Task instructions:
Reproduce the records below in full and exactly, without their images.

Available records:
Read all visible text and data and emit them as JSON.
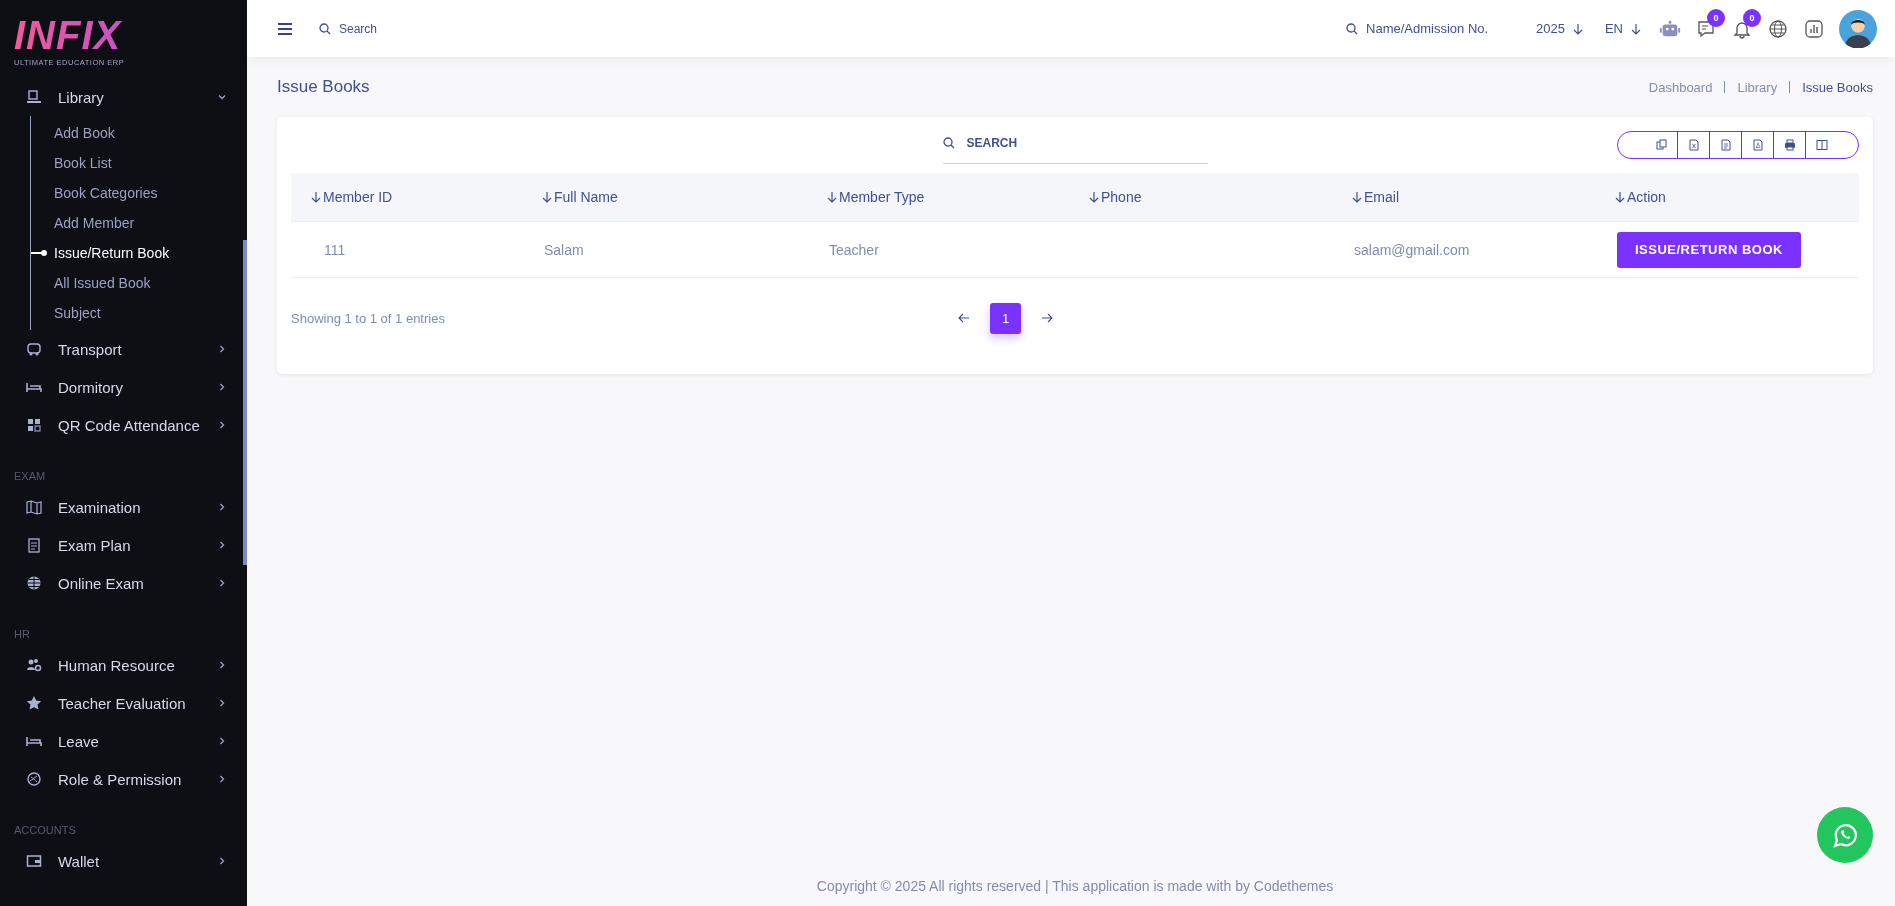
{
  "sidebar": {
    "logo": {
      "title": "INFIX",
      "subtitle": "ULTIMATE EDUCATION ERP"
    },
    "sections": [
      {
        "items": [
          {
            "label": "Library",
            "expanded": true,
            "children": [
              {
                "label": "Add Book",
                "selected": false
              },
              {
                "label": "Book List",
                "selected": false
              },
              {
                "label": "Book Categories",
                "selected": false
              },
              {
                "label": "Add Member",
                "selected": false
              },
              {
                "label": "Issue/Return Book",
                "selected": true
              },
              {
                "label": "All Issued Book",
                "selected": false
              },
              {
                "label": "Subject",
                "selected": false
              }
            ]
          },
          {
            "label": "Transport",
            "expanded": false
          },
          {
            "label": "Dormitory",
            "expanded": false
          },
          {
            "label": "QR Code Attendance",
            "expanded": false
          }
        ]
      },
      {
        "heading": "EXAM",
        "items": [
          {
            "label": "Examination",
            "expanded": false
          },
          {
            "label": "Exam Plan",
            "expanded": false
          },
          {
            "label": "Online Exam",
            "expanded": false
          }
        ]
      },
      {
        "heading": "HR",
        "items": [
          {
            "label": "Human Resource",
            "expanded": false
          },
          {
            "label": "Teacher Evaluation",
            "expanded": false
          },
          {
            "label": "Leave",
            "expanded": false
          },
          {
            "label": "Role & Permission",
            "expanded": false
          }
        ]
      },
      {
        "heading": "ACCOUNTS",
        "items": [
          {
            "label": "Wallet",
            "expanded": false
          }
        ]
      }
    ]
  },
  "header": {
    "search": {
      "placeholder": "Search"
    },
    "student_search": {
      "placeholder": "Name/Admission No."
    },
    "year": "2025",
    "language": "EN",
    "chat_badge": "0",
    "notification_badge": "0"
  },
  "page": {
    "title": "Issue Books",
    "breadcrumb": [
      "Dashboard",
      "Library",
      "Issue Books"
    ]
  },
  "table": {
    "search": {
      "placeholder": "SEARCH"
    },
    "columns": [
      "Member ID",
      "Full Name",
      "Member Type",
      "Phone",
      "Email",
      "Action"
    ],
    "rows": [
      {
        "member_id": "111",
        "full_name": "Salam",
        "member_type": "Teacher",
        "email": "salam@gmail.com",
        "action": "ISSUE/RETURN BOOK"
      }
    ],
    "info": "Showing 1 to 1 of 1 entries",
    "pages": [
      {
        "label": "1",
        "selected": true
      }
    ]
  },
  "footer": "Copyright © 2025 All rights reserved | This application is made with by Codethemes"
}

Problem solution:
Read all visible text and data and emit them as JSON.
{
  "sidebar": {
    "logo": {
      "title": "INFIX",
      "subtitle": "ULTIMATE EDUCATION ERP"
    },
    "sections": [
      {
        "items": [
          {
            "label": "Library",
            "expanded": true,
            "children": [
              {
                "label": "Add Book",
                "selected": false
              },
              {
                "label": "Book List",
                "selected": false
              },
              {
                "label": "Book Categories",
                "selected": false
              },
              {
                "label": "Add Member",
                "selected": false
              },
              {
                "label": "Issue/Return Book",
                "selected": true
              },
              {
                "label": "All Issued Book",
                "selected": false
              },
              {
                "label": "Subject",
                "selected": false
              }
            ]
          },
          {
            "label": "Transport",
            "expanded": false
          },
          {
            "label": "Dormitory",
            "expanded": false
          },
          {
            "label": "QR Code Attendance",
            "expanded": false
          }
        ]
      },
      {
        "heading": "EXAM",
        "items": [
          {
            "label": "Examination",
            "expanded": false
          },
          {
            "label": "Exam Plan",
            "expanded": false
          },
          {
            "label": "Online Exam",
            "expanded": false
          }
        ]
      },
      {
        "heading": "HR",
        "items": [
          {
            "label": "Human Resource",
            "expanded": false
          },
          {
            "label": "Teacher Evaluation",
            "expanded": false
          },
          {
            "label": "Leave",
            "expanded": false
          },
          {
            "label": "Role & Permission",
            "expanded": false
          }
        ]
      },
      {
        "heading": "ACCOUNTS",
        "items": [
          {
            "label": "Wallet",
            "expanded": false
          }
        ]
      }
    ]
  },
  "header": {
    "search": {
      "placeholder": "Search"
    },
    "student_search": {
      "placeholder": "Name/Admission No."
    },
    "year": "2025",
    "language": "EN",
    "chat_badge": "0",
    "notification_badge": "0"
  },
  "page": {
    "title": "Issue Books",
    "breadcrumb": [
      "Dashboard",
      "Library",
      "Issue Books"
    ]
  },
  "table": {
    "search": {
      "placeholder": "SEARCH"
    },
    "columns": [
      "Member ID",
      "Full Name",
      "Member Type",
      "Phone",
      "Email",
      "Action"
    ],
    "rows": [
      {
        "member_id": "111",
        "full_name": "Salam",
        "member_type": "Teacher",
        "email": "salam@gmail.com",
        "action": "ISSUE/RETURN BOOK"
      }
    ],
    "info": "Showing 1 to 1 of 1 entries",
    "pages": [
      {
        "label": "1",
        "selected": true
      }
    ]
  },
  "footer": "Copyright © 2025 All rights reserved | This application is made with by Codethemes"
}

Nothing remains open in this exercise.